------ ENTRIES PROVIDED ------

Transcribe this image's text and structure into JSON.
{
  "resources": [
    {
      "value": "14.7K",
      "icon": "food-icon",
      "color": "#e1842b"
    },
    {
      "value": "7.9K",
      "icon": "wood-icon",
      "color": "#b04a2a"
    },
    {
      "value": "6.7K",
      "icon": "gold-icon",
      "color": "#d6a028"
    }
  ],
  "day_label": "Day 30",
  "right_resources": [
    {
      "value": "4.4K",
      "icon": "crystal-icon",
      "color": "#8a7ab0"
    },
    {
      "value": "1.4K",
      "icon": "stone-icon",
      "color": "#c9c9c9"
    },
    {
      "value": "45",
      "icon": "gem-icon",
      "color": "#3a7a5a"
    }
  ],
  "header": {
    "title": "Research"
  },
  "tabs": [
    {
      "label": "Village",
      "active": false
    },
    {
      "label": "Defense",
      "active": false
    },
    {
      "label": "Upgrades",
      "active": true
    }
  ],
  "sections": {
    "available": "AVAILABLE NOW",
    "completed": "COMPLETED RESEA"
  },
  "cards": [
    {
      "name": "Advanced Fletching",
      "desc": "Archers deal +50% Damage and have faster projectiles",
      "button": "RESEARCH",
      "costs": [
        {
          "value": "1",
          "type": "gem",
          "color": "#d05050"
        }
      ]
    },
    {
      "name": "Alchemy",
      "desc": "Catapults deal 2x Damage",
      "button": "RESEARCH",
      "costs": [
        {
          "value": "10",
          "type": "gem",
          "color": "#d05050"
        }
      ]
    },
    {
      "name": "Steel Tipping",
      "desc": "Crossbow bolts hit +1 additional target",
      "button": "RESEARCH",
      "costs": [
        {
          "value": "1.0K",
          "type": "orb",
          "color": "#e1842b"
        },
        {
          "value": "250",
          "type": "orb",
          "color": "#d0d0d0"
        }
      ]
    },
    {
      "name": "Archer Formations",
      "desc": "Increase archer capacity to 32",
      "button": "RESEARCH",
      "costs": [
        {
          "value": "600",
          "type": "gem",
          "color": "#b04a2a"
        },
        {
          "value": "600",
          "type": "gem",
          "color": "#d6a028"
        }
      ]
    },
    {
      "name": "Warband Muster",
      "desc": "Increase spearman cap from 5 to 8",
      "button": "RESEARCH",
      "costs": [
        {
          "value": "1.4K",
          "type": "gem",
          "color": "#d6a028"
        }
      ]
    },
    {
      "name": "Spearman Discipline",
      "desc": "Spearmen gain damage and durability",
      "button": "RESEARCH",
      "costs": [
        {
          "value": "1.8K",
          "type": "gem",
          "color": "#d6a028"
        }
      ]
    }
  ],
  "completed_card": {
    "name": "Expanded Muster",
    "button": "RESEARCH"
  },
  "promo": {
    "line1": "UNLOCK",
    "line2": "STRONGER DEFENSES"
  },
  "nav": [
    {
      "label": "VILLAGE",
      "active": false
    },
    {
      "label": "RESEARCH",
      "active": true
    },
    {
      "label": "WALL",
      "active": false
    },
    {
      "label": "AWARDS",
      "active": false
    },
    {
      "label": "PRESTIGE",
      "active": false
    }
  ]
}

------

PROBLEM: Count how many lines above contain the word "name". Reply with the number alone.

RESULT OF THIS TASK: 7